*** Record set ***

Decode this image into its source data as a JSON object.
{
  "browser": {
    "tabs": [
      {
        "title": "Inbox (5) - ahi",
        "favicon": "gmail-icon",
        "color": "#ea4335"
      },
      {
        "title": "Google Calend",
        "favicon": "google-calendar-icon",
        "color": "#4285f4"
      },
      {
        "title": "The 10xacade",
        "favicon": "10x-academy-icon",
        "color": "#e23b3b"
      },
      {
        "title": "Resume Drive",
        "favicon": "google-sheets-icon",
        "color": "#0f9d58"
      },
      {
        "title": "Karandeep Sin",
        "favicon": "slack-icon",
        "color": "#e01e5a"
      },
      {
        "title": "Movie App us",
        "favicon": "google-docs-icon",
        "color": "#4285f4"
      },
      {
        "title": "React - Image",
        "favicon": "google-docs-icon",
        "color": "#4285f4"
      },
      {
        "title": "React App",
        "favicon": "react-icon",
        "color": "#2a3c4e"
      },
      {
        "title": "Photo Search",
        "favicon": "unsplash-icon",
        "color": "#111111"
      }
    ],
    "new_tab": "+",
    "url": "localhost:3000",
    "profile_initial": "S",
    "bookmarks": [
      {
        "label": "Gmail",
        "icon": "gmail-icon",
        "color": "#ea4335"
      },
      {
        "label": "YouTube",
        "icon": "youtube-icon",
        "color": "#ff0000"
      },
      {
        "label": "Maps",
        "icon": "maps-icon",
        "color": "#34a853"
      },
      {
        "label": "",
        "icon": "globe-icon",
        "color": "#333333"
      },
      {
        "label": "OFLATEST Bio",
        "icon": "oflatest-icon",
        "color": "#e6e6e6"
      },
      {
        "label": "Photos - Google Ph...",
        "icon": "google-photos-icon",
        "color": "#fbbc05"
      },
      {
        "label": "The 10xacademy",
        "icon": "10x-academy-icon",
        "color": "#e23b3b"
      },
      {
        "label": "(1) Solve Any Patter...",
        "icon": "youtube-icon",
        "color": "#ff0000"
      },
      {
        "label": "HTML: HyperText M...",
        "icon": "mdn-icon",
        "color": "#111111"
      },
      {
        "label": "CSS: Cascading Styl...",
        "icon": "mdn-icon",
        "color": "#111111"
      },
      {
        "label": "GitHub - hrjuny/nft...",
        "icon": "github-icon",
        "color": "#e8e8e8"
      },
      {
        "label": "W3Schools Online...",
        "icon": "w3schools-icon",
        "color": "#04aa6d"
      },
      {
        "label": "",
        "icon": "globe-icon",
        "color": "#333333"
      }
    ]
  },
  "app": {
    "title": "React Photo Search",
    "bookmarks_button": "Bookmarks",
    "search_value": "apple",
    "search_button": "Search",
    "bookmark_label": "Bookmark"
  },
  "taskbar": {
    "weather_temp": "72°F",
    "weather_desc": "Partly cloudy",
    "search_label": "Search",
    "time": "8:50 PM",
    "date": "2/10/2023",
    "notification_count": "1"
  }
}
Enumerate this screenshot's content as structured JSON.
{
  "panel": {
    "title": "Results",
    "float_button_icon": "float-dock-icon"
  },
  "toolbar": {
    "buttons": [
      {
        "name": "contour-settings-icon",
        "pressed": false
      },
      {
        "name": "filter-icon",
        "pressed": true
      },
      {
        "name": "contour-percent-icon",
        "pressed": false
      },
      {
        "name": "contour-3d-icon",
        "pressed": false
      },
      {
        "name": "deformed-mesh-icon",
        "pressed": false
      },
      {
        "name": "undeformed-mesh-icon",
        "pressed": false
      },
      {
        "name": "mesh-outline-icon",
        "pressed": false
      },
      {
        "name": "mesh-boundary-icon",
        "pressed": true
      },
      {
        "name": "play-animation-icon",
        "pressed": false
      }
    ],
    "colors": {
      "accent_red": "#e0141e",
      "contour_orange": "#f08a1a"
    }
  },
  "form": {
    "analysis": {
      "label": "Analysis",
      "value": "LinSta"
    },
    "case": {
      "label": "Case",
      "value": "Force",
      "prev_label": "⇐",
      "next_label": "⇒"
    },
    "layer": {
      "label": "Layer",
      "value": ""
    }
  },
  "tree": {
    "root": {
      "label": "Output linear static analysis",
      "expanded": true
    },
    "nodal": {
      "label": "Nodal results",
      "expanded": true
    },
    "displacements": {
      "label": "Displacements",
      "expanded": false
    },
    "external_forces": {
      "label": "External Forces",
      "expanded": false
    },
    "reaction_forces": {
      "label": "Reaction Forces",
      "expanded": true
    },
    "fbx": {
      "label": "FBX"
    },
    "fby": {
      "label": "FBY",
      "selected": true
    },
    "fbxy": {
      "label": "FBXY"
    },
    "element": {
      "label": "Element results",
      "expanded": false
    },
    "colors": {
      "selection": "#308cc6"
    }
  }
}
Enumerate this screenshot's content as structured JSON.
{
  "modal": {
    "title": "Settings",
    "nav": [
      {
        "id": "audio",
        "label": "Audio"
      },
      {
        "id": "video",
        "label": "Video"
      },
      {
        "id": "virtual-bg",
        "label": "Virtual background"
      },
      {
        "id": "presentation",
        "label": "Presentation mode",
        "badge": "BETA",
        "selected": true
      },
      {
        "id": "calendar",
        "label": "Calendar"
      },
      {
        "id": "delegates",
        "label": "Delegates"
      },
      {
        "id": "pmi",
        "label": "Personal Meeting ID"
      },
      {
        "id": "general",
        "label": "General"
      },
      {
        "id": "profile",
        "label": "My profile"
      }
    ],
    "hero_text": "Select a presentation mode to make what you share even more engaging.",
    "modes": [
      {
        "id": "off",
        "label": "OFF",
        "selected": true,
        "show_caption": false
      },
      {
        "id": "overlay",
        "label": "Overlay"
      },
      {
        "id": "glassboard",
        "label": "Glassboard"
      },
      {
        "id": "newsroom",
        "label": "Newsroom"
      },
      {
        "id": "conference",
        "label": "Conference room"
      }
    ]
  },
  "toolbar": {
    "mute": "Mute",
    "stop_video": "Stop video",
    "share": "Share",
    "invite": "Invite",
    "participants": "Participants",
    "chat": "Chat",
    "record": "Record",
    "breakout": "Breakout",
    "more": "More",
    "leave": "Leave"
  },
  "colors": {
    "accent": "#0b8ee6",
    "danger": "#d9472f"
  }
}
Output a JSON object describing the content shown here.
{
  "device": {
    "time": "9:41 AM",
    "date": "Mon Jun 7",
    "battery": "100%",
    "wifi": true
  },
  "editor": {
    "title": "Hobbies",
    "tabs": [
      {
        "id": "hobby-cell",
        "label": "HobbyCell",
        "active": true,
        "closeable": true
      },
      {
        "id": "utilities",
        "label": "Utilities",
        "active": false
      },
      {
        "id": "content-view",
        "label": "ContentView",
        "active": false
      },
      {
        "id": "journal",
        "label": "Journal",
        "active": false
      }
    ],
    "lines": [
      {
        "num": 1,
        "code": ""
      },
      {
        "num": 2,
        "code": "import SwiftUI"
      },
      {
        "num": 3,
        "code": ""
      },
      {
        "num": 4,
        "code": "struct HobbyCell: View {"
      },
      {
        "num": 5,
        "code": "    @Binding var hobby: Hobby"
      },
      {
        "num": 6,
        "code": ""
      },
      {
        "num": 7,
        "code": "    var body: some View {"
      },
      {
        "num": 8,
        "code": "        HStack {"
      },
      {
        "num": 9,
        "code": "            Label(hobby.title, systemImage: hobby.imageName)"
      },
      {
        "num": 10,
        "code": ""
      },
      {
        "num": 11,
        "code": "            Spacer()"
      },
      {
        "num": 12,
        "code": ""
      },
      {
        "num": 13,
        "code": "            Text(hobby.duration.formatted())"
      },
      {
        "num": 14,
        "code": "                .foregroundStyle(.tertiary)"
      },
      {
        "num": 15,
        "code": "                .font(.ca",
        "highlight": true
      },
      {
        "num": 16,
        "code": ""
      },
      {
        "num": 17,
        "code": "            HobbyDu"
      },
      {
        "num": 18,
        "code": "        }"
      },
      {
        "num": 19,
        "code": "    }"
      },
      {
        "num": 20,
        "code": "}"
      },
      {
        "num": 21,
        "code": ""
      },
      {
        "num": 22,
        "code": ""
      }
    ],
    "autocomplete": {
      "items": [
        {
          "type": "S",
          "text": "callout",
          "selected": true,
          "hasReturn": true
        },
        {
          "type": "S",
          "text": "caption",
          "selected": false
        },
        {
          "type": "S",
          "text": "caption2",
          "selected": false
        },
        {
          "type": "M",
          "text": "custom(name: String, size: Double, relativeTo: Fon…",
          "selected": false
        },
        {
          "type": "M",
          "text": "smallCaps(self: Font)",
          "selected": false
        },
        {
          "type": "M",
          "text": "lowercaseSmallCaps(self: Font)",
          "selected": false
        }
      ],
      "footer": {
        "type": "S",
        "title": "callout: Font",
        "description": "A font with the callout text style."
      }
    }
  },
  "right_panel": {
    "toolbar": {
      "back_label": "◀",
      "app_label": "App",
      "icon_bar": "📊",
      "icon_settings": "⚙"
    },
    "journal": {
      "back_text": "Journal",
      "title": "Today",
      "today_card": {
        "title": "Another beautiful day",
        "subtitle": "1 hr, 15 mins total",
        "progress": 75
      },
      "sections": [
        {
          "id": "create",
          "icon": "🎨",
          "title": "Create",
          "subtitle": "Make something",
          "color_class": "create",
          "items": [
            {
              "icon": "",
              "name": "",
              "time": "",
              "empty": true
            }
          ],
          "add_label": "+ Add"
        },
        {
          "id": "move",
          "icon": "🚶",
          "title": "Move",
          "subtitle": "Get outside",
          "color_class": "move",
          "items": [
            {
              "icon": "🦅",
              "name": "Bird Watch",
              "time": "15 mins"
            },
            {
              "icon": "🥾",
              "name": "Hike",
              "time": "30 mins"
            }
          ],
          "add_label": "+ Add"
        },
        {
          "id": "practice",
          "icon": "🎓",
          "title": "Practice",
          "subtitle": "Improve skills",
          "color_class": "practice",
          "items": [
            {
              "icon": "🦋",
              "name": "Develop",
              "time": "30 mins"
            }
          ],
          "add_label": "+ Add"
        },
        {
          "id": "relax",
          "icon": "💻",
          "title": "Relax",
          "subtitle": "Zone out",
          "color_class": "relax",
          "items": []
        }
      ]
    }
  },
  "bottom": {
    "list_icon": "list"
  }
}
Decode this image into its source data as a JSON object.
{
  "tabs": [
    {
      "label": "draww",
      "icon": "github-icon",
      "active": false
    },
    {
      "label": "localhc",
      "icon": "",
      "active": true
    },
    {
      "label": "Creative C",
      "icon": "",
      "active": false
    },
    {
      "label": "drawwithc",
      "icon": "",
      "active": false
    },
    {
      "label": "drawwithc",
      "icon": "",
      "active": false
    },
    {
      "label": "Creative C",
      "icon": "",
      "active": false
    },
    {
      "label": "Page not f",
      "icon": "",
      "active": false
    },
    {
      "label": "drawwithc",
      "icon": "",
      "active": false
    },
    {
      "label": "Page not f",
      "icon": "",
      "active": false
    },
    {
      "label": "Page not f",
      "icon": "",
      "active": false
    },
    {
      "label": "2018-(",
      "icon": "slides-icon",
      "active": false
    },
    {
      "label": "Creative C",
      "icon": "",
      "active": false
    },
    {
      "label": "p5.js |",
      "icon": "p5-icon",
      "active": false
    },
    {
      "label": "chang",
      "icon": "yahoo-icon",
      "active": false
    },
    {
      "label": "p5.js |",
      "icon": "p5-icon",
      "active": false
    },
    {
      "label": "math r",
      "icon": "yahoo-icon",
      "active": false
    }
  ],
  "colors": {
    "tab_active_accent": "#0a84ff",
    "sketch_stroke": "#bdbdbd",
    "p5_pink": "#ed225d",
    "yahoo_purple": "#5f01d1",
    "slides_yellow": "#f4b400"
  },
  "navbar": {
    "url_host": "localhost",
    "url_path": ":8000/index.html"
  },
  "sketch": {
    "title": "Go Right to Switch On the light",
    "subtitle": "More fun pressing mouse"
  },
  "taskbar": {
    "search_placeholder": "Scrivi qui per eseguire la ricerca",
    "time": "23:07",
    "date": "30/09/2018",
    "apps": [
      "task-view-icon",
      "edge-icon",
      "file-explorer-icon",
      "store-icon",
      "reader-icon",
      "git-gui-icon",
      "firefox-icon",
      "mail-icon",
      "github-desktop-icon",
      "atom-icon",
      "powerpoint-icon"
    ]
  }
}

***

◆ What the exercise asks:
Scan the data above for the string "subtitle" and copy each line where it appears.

◆ Solution for this task:
        "subtitle": "1 hr, 15 mins total",
          "subtitle": "Make something",
          "subtitle": "Get outside",
          "subtitle": "Improve skills",
          "subtitle": "Zone out",
    "subtitle": "More fun pressing mouse"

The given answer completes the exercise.